  • 2000-word description of the research project you would work on at SAIS, including its specific objectives, importance, and research design;
  • One writing sample;
  • Contact information for three references. Referees will be contacted directly by email with instructions for submitting a confidential recommendation on your behalf. Please ensure that you have requested permission in advance.

The deadline for this application is February 26, 2016We will contact your referees after that date. Rank and salary will be contingent on qualifications. Candidates will be notified by March 30, 2016 of the results of their application, while a formal offer will be made in April 2016. 

Please contact sais-cari@jhu.edu with any questions.

Monday, January 4, 2016

China in Africa: Five Myths

My (gated) op-ed published in Foreign Policy on December 4, 2015: 
Xi Jinping just announced billions of dollars worth of aid and financing for Africa. Here’s why the Chinese president is sure to be misunderstood.

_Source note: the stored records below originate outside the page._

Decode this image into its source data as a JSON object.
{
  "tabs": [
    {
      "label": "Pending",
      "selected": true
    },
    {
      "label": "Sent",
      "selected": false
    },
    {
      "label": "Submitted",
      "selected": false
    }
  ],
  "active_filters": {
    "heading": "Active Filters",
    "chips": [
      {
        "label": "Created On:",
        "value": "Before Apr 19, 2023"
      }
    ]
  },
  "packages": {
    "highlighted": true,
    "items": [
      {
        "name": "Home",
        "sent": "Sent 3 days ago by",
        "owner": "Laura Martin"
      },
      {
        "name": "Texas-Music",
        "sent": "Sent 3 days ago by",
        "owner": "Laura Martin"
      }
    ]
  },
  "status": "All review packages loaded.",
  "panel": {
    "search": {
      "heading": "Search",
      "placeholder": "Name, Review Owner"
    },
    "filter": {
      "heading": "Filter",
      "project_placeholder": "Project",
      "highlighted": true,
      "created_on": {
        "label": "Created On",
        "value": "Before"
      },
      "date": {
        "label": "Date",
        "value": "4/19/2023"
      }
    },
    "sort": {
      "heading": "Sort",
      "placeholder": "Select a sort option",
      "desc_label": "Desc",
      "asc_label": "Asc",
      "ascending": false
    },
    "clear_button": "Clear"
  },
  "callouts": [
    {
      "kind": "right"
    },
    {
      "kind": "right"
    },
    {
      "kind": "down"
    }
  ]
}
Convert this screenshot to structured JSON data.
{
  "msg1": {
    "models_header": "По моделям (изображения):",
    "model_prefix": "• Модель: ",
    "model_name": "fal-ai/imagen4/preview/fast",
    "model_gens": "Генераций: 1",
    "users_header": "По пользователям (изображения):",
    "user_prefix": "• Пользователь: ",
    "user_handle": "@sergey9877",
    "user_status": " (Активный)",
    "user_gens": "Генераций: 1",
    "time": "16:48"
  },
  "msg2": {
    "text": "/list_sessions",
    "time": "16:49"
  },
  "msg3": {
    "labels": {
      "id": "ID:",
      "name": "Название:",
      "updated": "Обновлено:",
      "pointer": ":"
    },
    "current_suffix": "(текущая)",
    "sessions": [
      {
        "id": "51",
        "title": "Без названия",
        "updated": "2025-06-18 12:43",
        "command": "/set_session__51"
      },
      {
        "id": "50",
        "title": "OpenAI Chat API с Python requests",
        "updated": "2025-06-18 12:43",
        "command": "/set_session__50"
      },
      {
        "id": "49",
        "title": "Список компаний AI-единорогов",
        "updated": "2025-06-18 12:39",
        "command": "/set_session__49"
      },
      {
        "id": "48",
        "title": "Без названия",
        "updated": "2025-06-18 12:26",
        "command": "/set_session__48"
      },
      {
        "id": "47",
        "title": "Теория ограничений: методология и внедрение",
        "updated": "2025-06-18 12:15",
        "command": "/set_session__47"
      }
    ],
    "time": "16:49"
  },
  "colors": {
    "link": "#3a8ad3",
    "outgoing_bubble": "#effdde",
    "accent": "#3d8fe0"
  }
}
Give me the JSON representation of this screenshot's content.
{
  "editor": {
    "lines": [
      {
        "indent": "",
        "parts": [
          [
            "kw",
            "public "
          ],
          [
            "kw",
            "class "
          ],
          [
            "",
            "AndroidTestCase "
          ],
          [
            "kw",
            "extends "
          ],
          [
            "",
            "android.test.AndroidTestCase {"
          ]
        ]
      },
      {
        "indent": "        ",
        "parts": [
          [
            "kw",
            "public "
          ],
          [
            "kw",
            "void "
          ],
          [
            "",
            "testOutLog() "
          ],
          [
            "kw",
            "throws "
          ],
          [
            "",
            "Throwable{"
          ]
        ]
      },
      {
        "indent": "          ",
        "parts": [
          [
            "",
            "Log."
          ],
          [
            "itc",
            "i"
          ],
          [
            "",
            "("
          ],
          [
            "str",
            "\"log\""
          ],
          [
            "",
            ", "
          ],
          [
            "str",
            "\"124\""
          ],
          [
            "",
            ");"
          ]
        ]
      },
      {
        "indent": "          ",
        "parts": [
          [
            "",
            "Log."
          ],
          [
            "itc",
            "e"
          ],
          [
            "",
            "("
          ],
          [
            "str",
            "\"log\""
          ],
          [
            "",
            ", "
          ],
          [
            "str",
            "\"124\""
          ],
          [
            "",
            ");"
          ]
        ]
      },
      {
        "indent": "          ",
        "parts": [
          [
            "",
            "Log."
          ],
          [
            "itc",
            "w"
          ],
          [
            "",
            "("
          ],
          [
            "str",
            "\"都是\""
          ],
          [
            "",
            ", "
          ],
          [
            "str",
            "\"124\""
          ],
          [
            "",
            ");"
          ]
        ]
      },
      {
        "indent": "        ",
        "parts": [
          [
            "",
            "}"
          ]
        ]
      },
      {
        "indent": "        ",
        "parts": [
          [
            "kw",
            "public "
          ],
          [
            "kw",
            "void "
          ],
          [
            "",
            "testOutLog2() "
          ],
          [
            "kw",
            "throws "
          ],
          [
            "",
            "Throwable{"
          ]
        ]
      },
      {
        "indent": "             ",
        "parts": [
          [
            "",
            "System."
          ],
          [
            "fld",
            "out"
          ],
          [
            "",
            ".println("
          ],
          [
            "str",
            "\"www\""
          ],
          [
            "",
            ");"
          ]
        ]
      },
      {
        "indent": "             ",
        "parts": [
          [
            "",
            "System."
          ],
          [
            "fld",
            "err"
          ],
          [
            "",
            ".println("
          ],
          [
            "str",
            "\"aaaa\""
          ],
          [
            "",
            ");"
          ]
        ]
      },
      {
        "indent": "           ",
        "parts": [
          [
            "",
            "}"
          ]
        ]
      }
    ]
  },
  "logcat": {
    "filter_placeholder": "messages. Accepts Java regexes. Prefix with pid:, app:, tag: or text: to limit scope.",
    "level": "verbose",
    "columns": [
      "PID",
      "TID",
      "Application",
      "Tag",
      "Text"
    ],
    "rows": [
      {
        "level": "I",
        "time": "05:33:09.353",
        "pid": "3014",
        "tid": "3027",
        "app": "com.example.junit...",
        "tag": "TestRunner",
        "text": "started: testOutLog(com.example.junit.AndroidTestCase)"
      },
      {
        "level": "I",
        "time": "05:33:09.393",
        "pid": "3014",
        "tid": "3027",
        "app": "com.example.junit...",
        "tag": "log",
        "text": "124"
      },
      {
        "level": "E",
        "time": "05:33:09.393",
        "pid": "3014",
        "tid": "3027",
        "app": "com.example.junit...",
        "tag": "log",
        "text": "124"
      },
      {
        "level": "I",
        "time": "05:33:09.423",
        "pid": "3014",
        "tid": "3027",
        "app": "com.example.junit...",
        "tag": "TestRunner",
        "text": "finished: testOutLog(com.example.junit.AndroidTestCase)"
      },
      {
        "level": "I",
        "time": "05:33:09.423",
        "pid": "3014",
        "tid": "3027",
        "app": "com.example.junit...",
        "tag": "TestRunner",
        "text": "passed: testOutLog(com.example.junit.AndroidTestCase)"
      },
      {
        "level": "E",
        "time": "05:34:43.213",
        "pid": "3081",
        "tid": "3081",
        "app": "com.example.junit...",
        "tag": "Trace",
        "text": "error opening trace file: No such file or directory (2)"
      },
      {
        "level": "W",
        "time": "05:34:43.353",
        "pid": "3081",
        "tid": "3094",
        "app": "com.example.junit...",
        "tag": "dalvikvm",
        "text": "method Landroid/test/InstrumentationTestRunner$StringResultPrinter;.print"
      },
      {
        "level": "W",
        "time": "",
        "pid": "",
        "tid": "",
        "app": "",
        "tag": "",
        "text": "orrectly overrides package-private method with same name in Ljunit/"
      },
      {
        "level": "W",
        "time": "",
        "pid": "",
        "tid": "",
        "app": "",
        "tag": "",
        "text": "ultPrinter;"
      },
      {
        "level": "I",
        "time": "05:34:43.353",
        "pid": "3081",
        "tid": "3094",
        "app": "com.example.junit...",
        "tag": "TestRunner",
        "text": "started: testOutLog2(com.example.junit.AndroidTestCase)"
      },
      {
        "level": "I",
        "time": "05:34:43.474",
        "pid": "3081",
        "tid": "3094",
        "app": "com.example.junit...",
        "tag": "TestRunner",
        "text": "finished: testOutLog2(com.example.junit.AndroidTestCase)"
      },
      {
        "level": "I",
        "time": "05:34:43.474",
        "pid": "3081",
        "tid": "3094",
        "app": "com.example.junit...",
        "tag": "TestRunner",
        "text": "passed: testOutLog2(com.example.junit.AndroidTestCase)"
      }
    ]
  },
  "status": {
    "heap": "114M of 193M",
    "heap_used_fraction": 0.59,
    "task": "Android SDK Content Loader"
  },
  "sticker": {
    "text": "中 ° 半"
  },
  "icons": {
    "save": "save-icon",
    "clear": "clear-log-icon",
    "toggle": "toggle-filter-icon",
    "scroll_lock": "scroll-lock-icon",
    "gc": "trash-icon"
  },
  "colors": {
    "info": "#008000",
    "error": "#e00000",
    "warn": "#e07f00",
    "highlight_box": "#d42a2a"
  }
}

JOHANNESBURG, South Africa — Santa Claus arrived early in South Africa — on a Chinese jet. This week, Chinese President Xi Jinping signed multiple business deals and brought offers of billions in new grants, loans, export credits, and investment funds as African leaders met for the sixth Forum on China-Africa Cooperation, a triennial extravaganza that showcases development and security issues of concern to Chinese and African leaders.
Not surprisingly, Xi’s second presidential visit to Africa, which also included a stop in Zimbabwe, has refocused attention on China’s expanded role on the continent. The story has dominated the airwaves and has been splashed across broadsheets around the world. But as is so often the case with China-in-Africa coverage, much of it should come with a warning label: Consume with a grain of salt. Here are five of the most dangerous — and persistent — myths about Chinese engagement in Africa that are reliably recycled by the press. first — and most damaging — myth is that China is in Africa only to extract natural resources. There is no question that the continent’s vast natural resource endowments are a big draw for Chinese firms — just as they are for Western oil and minerals giants like Shell, ExxonMobil, and Glencore. Yet even in oil-rich countries like Nigeria, this is far from the whole story. In 2014 alone, Chinese companies signed over $70 billion in construction contracts in Africa that will yield vital infrastructure, provide jobs, and boost the skill set of the local workforce.
Technology companies have also done much to accelerate local development. More than a decade ago, the Chinese telecom firm Huawei established its West African training school in the Nigerian capital, Abuja. Ever since, it has been honing the skills of local engineers who are rolling out the cell phone networks that underpin Africa’s telecommunications revolution. The story is the same in other sectors: Our China Africa Research Initiative team at Johns Hopkins University, which has sought to map Chinese engagement and analyze its impact, found Chinese factories in Nigeria employing Nigerians and producing building materials, light bulbs, ceramics, and steel from salvaged ships. As one Nigerian official told me in a 2009 interview, “The Chinese are trying to get involved in every sector of our economy.”